For the next few days, as we close out 2019, we are looking back on some of the defining stories we covered this past year. We begin today with the single most pressing issue facing the country and the planet and that is the climate crisis which remains unaddressed as the consequences of inaction grow worse. We begin with a program from March 24th of this year with David Wallace-Wells, deputy editor at New York magazine and the author of the new book The Uninhabitable Earth: Life After Warming, who joined us for a stark assessment of global warming’s effects on human life over the coming decades. We discussed how significant an impact the acceleration of global warming has been in the relatively short window of the past 30 years since Bill McKibbon and Al Gore first alerted the public about the threat to life on this planet that global warming poses. Welles describes a scenario and presents a grim vision of what life could be like in the not-too-distant future on our endangered Earth if immediate actions are not taken. And while the United States is the only country on earth where global warming denial is holding up progress, our growing awareness of the need to address the issue still does not begin to catch up to the scope of the catastrophe global warming presents.
Saving Our Public Lands
Then to focus on our land and the threats posed to our public lands by the Trump Administration, we revisit an interview from August 1 of 2019 with Christopher Ketcham, the author of “This Land: How Cowboys, Capitalism, and Corruption are Ruining the American West”, a book full of colorful characters like scrappy earth defenders, villainous cowboys, obsequious bureaucrats, legendary conservationists and the plutocrats of the industrial extraction economy.
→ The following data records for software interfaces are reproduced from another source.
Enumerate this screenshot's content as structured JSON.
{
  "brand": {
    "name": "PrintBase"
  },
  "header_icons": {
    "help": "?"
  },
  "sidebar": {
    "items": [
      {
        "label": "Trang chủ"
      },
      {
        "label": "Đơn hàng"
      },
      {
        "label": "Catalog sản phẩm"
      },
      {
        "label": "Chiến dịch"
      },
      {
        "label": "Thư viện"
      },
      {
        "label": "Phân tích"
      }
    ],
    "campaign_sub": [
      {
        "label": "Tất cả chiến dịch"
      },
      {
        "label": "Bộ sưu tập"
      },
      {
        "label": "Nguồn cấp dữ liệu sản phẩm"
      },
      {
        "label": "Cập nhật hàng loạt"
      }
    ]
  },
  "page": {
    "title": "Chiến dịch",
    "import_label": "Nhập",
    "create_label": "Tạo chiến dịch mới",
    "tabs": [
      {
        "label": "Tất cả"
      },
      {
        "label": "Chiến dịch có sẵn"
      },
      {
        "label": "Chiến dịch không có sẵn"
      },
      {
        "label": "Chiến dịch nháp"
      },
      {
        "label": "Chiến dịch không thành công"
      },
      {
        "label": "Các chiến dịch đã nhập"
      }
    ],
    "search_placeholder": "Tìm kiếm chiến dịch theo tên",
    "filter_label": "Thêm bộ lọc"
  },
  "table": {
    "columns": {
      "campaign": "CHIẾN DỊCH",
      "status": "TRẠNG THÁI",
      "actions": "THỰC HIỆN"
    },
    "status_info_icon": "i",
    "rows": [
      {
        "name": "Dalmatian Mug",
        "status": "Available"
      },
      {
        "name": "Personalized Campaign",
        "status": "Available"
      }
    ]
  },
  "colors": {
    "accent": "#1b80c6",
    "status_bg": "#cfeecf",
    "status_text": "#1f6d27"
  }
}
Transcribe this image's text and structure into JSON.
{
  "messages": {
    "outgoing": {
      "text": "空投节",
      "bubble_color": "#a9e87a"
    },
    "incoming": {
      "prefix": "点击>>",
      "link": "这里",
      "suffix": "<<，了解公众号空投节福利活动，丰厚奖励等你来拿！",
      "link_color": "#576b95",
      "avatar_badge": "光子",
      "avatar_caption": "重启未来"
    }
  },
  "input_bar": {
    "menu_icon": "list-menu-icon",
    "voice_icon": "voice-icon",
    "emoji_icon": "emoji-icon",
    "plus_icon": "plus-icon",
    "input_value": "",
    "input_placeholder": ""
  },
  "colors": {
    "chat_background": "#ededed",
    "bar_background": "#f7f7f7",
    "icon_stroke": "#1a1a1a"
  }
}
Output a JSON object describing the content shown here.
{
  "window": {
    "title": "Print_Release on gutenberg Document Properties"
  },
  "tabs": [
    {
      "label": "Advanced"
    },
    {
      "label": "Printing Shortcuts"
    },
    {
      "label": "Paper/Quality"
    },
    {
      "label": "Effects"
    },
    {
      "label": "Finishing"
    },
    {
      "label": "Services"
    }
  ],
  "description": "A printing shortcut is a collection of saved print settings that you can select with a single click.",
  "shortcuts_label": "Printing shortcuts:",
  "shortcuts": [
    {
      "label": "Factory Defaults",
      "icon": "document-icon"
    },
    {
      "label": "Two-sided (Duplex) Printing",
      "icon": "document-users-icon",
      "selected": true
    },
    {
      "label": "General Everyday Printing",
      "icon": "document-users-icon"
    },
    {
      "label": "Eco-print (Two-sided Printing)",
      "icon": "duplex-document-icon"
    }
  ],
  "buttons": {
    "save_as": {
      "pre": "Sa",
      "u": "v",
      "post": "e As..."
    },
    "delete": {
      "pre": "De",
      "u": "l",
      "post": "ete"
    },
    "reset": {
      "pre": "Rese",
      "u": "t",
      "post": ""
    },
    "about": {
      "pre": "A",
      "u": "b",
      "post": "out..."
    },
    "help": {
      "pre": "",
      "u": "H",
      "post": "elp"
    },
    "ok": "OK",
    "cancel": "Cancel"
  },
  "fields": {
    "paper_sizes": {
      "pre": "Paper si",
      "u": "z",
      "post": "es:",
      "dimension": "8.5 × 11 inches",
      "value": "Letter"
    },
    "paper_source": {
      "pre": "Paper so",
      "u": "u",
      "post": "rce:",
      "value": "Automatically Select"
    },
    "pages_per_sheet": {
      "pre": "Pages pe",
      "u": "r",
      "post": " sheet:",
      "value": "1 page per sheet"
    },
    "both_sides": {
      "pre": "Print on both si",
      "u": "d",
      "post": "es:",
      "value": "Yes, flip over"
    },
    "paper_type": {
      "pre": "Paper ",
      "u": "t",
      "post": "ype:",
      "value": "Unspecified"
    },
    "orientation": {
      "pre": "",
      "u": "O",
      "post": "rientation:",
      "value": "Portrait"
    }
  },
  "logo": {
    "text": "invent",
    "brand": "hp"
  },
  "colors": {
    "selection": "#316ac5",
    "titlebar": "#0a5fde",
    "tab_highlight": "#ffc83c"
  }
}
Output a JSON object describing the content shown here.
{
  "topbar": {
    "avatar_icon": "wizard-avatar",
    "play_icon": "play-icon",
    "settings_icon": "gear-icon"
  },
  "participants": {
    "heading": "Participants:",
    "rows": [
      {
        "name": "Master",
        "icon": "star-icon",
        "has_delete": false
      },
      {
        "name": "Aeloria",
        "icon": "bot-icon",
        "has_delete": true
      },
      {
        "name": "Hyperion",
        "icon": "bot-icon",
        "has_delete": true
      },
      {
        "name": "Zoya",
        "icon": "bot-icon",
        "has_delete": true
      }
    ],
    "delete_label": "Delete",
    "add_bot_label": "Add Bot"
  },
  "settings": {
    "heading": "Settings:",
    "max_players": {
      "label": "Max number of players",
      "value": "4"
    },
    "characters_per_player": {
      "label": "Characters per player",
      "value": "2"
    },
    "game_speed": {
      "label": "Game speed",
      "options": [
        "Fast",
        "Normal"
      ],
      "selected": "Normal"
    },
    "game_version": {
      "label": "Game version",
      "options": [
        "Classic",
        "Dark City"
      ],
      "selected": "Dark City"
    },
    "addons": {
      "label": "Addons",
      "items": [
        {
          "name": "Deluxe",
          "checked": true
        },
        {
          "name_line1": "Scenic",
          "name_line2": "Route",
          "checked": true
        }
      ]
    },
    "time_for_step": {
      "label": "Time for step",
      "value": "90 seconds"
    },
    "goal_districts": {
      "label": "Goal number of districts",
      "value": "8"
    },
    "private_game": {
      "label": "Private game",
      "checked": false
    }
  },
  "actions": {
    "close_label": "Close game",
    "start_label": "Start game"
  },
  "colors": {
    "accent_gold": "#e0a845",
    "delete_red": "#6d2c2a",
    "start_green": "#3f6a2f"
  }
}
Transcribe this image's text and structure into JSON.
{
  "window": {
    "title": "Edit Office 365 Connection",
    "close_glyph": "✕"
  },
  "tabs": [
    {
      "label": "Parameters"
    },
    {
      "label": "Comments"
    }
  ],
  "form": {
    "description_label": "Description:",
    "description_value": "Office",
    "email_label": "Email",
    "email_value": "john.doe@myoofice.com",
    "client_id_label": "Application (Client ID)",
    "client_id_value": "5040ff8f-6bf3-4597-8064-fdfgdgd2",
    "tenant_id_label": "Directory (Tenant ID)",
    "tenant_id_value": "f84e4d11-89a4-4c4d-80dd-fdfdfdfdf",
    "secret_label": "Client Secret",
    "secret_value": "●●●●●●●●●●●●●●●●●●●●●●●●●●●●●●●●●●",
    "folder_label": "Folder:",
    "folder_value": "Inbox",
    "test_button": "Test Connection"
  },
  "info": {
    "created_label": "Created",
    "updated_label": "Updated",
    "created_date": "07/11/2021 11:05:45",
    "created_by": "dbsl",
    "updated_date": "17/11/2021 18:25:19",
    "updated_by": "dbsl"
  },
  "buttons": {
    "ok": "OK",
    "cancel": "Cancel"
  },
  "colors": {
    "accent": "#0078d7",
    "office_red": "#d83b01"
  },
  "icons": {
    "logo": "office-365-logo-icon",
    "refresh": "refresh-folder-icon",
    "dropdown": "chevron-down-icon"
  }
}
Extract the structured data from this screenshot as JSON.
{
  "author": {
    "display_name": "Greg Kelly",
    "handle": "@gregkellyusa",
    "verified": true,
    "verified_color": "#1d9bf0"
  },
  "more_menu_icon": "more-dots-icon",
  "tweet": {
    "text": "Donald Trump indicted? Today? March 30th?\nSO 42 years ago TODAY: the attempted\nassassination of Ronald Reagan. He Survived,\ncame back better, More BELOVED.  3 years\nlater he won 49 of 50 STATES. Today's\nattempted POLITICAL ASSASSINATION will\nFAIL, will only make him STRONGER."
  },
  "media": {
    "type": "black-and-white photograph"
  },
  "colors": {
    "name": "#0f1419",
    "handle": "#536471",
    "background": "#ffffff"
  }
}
He joined us to discuss the pillaging and profiteering from the 450 million acres of public lands across 12 Western states underway due to the regulatory capture of the BLM and the Forest Service by powerful oil, mining and grazing interests which can be undone by congress if the owners of the land, the public, rise up and demand it.